2. Strategic compensation could be aptly described through emphasizing that this is a type of compensation that has been designed using strategies which aim to effectively motivate the personnel to perform in an optimized manner. On the other hand, tactical compensation could be differentiated from strategic compensation through the use of the following adjectives: tactical could be synonymous with short term orientation, small or micro sphere; and within a more localized work condition. In contrast, strategic focuses on a longer-time frame; is more macro-oriented; and is basically designed to be consistently applied for the achievement of organizational goals.
3. The function of Compensation falls under the HR functional area of maintenance of human resources. The pay and benefits to be provided to various employees are an effective gauge of the manner by which the employees’ needs are being addressed and met by the organization.

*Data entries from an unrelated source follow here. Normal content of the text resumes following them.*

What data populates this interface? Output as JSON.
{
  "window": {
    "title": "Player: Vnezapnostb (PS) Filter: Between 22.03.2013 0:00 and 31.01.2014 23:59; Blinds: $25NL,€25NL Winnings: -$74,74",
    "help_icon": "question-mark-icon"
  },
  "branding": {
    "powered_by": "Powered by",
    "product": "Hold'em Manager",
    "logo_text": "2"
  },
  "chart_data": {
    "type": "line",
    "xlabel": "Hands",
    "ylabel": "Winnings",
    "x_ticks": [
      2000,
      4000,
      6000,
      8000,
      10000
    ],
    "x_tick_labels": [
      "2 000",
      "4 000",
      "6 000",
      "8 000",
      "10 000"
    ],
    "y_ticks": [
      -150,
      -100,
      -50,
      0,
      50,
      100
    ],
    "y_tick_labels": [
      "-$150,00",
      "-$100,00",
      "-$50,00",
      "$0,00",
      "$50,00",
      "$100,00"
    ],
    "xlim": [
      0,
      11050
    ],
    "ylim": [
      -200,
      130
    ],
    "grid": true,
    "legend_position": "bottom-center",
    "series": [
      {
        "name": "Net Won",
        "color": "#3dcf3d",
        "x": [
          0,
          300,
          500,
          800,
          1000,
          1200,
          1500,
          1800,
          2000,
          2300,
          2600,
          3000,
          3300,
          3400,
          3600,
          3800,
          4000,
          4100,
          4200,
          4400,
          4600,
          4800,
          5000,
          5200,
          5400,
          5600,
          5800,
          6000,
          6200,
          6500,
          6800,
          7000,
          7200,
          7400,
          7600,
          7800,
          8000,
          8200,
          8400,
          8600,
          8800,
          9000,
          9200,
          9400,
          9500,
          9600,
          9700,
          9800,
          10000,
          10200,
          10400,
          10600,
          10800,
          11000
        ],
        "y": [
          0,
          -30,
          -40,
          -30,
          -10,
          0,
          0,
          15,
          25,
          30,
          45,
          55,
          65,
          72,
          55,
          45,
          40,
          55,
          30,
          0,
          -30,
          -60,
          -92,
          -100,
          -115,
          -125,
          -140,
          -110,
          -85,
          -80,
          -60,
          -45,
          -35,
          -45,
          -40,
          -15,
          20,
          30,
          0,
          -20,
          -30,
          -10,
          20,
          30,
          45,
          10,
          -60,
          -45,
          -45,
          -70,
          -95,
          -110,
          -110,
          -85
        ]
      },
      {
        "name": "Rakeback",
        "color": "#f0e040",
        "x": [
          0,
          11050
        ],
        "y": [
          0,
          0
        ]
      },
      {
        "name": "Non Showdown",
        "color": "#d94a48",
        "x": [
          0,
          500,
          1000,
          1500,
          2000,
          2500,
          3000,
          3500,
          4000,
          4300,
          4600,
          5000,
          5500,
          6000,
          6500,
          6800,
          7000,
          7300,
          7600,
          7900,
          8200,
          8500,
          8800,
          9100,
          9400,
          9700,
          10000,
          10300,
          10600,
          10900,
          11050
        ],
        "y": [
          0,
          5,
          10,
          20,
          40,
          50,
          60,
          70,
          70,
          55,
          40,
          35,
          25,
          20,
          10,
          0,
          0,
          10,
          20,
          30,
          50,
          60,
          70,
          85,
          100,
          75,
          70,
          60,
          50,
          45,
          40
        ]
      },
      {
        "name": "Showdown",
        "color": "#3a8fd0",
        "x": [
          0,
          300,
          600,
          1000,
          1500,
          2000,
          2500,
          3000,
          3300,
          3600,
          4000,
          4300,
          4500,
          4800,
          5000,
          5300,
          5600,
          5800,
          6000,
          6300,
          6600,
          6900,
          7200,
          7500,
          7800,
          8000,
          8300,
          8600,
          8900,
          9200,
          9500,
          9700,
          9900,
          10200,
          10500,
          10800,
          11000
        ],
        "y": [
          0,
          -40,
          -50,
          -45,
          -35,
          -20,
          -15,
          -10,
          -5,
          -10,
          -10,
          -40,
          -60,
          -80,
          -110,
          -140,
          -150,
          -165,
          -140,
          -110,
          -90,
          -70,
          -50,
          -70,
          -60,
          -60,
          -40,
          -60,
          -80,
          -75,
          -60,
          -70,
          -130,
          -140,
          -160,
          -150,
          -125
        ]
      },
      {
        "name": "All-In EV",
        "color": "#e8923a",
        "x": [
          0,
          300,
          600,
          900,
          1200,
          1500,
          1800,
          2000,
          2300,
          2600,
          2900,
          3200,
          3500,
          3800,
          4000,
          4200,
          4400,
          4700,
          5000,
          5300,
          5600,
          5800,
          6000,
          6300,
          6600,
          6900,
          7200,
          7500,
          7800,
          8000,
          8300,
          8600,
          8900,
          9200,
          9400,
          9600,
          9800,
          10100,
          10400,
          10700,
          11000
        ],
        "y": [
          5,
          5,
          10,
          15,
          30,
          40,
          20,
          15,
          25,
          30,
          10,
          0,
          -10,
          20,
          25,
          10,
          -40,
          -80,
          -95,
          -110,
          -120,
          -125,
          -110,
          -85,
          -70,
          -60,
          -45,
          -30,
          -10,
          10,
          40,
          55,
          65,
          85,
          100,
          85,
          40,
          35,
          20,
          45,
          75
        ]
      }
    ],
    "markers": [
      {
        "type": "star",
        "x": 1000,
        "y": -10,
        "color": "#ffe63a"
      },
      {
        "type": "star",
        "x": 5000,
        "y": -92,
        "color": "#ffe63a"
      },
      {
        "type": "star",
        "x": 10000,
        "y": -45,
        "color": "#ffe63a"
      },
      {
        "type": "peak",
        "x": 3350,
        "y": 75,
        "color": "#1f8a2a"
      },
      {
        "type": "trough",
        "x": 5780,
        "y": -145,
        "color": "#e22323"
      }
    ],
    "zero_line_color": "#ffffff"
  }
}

As such, compensation is a crucial component of other HR functions, from job organization, acquisition, and development. For instance, during job organization design, each position already considers the amount of compensation that should justifiably support the tasks and responsibilities required from the employee. Under the acquisition stage, compensation forms in instrumental part in luring the potential applicants to accept the position from that particular organization, given the pay and other benefits that are offered, as compared to other organizations within the same sector. Finally, compensation is also impacting the function of training and development through determining potential rewards to be accorded to personnel who consistently excel; or to those who need to undergo regular developmental training to comply with expected responsibilities.
If an employee excels consistently, it would be an indication that he or she should be promoted and a higher compensation needs to be provided upon promotion. On the other hand, if an employee consistently performs below par, the organization could think of firing that personnel and hire a new one since the compensation allotted to the low performing employee does not produce the expected value to the organization. Thus, hiring a new one would be more beneficial to match responsibilities with the needs of the organization.